7. Anyone can have the knowledge, you need to be able to convey it.

Noone cares how many books you have read or how many articles you have written. I stopped being impressed with big words when I realized that most people using them had a word calendar on their desk or a thesaurus close by. Can you take the thoughts in your mind, put them into words, turn those words into sentences, speak them aloud and have them interpreted by someone else, as you had originally intended? Did you successfully convey a thought? Often this means breaking down a topic to a sometimes gross oversimplification. That’s okay though! Being understandable makes you more important than verbosity could.

8. You should not teach to the smartest person in the room, you should teach to the most inexperienced.

How perfect a presentation is when everyone comes in already possessing a depth of knowledge on every topic that we’ll be discussing. This, of course, would never happen. Typically there are multiple levels of knowledge in the room, and while it is tempting to teach to the highest skill level, you run the risk of losing the lowest. This is why I swear by deliberate reductionism. People would swear I’m obsessed with Mashed Potatoes.

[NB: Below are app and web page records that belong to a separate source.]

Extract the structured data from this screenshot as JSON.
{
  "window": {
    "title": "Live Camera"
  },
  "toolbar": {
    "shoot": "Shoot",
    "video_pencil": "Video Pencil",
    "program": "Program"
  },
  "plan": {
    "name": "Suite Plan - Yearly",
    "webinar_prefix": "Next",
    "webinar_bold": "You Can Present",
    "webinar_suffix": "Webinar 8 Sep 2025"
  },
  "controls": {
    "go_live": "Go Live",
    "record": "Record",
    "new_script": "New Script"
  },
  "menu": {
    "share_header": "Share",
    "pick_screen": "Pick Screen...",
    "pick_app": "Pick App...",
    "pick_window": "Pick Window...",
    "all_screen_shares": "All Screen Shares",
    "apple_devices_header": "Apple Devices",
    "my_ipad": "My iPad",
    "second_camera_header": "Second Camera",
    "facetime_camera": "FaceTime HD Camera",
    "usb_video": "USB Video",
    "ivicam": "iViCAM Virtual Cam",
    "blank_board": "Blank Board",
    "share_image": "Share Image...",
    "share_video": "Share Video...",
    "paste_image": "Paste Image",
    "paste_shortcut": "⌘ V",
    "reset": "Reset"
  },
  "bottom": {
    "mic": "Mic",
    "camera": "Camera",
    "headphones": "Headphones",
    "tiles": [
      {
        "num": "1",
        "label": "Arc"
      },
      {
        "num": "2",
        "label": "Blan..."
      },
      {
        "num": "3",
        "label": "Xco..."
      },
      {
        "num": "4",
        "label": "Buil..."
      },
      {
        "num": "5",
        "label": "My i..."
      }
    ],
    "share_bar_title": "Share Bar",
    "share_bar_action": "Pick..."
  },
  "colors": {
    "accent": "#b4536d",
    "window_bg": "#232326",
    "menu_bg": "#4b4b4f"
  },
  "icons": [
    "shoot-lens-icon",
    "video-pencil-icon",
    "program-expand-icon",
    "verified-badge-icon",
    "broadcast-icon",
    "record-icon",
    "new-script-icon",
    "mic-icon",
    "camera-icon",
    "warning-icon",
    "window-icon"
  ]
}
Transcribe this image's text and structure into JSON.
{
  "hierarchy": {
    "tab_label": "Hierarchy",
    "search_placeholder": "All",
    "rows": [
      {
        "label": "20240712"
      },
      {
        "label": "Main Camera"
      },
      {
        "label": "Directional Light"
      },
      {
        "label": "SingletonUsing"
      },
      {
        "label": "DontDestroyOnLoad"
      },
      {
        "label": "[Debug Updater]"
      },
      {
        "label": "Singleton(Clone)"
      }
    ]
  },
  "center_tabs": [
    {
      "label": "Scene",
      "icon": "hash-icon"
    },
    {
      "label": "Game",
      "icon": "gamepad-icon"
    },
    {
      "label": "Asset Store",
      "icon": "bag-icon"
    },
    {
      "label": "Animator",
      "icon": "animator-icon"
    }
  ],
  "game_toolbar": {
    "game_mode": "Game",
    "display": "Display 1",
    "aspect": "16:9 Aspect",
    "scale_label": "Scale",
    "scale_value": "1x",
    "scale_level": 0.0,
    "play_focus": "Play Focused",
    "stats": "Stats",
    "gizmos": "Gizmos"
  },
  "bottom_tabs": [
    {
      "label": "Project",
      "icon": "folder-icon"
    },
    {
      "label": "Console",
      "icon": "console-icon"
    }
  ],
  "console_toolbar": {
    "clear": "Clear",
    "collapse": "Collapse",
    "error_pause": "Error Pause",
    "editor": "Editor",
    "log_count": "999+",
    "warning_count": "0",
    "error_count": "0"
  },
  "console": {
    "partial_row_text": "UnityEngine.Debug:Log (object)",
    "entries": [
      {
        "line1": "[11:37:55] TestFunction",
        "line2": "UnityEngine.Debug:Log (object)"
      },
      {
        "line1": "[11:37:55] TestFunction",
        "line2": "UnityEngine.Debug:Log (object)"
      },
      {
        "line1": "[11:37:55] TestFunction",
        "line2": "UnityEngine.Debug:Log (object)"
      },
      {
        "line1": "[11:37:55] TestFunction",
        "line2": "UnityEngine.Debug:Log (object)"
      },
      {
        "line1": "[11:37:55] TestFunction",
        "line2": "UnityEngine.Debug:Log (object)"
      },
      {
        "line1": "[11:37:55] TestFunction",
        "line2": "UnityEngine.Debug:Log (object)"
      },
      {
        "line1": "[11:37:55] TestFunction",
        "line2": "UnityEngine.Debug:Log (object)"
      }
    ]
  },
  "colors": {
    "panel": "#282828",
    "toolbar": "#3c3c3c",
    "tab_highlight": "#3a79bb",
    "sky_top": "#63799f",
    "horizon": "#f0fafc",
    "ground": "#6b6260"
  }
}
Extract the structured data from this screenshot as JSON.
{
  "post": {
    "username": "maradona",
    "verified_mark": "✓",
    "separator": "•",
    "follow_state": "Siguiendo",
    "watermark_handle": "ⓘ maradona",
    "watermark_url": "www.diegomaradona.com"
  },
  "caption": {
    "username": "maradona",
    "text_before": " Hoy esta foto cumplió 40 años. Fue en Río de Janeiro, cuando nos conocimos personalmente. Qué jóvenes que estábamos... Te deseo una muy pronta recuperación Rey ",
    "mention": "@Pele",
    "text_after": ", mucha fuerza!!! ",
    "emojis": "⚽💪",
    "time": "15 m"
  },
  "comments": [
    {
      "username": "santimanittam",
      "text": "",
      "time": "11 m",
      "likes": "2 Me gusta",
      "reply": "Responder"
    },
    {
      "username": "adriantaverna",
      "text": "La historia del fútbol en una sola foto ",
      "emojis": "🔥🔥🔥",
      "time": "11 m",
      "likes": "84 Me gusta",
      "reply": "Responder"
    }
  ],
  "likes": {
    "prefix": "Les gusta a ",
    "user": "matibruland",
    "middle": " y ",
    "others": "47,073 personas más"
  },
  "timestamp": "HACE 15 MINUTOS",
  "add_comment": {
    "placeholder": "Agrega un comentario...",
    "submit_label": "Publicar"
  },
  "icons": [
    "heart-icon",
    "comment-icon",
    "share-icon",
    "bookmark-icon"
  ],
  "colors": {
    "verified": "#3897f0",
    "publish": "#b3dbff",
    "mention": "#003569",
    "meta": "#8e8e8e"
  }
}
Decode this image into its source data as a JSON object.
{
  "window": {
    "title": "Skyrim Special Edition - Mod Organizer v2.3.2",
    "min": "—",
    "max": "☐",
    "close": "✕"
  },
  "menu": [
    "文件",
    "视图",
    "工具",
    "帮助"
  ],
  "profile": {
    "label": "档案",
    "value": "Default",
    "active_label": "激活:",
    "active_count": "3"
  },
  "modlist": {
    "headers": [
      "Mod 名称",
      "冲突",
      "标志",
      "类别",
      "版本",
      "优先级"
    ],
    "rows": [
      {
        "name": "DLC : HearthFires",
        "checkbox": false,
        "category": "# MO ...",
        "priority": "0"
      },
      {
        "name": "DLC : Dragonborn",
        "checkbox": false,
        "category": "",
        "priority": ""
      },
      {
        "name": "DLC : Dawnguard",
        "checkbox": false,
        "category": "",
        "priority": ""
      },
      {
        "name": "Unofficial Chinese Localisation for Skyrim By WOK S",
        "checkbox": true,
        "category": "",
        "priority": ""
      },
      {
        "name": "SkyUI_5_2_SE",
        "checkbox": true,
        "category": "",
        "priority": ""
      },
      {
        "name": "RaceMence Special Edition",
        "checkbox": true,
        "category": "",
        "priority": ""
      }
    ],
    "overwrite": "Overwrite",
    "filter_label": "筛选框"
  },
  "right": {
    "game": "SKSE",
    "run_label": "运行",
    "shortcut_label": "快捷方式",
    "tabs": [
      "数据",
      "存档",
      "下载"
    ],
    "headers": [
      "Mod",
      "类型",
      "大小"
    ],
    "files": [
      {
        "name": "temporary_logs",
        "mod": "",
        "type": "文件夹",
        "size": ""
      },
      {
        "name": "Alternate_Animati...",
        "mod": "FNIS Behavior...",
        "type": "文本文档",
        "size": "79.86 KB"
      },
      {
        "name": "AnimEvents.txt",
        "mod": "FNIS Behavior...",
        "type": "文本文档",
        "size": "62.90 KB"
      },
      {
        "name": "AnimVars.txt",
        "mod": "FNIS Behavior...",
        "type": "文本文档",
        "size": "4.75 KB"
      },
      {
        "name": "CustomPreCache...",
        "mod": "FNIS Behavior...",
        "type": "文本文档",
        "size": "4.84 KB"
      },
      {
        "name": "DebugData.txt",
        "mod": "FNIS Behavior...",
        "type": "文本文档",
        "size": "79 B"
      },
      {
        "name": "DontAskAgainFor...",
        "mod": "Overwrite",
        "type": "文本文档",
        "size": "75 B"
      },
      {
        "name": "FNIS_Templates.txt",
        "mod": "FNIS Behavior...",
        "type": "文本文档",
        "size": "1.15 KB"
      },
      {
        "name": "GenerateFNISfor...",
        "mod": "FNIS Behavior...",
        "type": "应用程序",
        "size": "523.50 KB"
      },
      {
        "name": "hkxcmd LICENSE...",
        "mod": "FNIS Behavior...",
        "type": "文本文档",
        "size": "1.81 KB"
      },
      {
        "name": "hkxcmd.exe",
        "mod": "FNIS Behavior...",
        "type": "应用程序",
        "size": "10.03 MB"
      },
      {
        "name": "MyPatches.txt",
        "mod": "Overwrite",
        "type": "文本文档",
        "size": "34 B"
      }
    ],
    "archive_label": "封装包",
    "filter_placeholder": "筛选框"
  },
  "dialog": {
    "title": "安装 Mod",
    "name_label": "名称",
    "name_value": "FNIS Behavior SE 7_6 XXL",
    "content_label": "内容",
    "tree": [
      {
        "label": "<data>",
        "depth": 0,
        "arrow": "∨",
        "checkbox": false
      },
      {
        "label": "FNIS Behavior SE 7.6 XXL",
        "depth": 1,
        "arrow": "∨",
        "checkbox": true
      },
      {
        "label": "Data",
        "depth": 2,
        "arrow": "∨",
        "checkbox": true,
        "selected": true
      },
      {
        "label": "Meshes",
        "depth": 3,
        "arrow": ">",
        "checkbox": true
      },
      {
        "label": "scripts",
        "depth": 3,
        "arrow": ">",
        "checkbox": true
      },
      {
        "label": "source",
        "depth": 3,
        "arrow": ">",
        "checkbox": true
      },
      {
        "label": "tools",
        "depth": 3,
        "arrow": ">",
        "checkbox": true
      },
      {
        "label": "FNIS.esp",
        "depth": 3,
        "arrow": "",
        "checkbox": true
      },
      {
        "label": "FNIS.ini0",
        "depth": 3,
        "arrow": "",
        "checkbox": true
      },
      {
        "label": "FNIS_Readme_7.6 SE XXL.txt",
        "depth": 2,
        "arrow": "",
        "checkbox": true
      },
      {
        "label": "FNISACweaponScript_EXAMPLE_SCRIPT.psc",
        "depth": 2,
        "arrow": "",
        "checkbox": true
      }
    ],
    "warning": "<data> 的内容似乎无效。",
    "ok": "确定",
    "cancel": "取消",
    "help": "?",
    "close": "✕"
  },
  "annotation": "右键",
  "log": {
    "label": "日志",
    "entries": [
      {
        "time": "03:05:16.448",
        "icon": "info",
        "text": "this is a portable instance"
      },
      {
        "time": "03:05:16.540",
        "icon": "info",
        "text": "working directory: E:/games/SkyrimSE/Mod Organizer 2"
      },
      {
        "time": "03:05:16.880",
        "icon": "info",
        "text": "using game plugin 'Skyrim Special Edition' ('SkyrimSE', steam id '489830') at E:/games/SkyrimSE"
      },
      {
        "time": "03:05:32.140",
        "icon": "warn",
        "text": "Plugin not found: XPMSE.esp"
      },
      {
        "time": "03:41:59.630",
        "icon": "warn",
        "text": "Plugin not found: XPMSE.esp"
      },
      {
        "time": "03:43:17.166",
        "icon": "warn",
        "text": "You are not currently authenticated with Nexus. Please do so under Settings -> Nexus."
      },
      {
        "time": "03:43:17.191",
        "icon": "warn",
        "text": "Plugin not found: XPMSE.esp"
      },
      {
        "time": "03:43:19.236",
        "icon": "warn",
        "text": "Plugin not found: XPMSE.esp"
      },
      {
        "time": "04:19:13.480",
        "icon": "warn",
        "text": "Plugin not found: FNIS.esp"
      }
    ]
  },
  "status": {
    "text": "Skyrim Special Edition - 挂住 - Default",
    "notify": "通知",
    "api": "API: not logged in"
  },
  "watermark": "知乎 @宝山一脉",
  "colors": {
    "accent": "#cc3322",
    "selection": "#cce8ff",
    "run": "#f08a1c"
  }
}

The planned work is contained within the lowest level of WBS components, which are called work packages. A work package can be used to group the acitivites where work is scheduled and estimated, monitored, and controlled. In the context of the WBS, work refers to work products or deliverables that are the result of activity and not to the activity itself.

This definition is from the PMBOK® Guide, 5th Edition. This is a great definition if you already know what the WBS and work packages are and how we arrive at them. When I discuss these concepts with someone who has never seen them before, I ask them to picture a nice Thanksgiving dinner and start categorizing the food on the table. We may have ‘meat’, ‘vegetables’, ‘appetizers’, ‘desserts’, ‘sides’, etc.. Under the category for ‘vegetables’, we may put ‘mashed potatoes’, ‘candied yams’, ‘green bean casserole’, etc.. But then, I ask, let’s look at the mashed potatoes. Can we further subdivide this dish into anything else and still have a ‘thing’ that we eat, without getting into the activities or ingredients needed to create them? No.

When you hit mashed potatoes, you’re at the bottom of your WBS.

Karl Cheney
Castlebar Solutions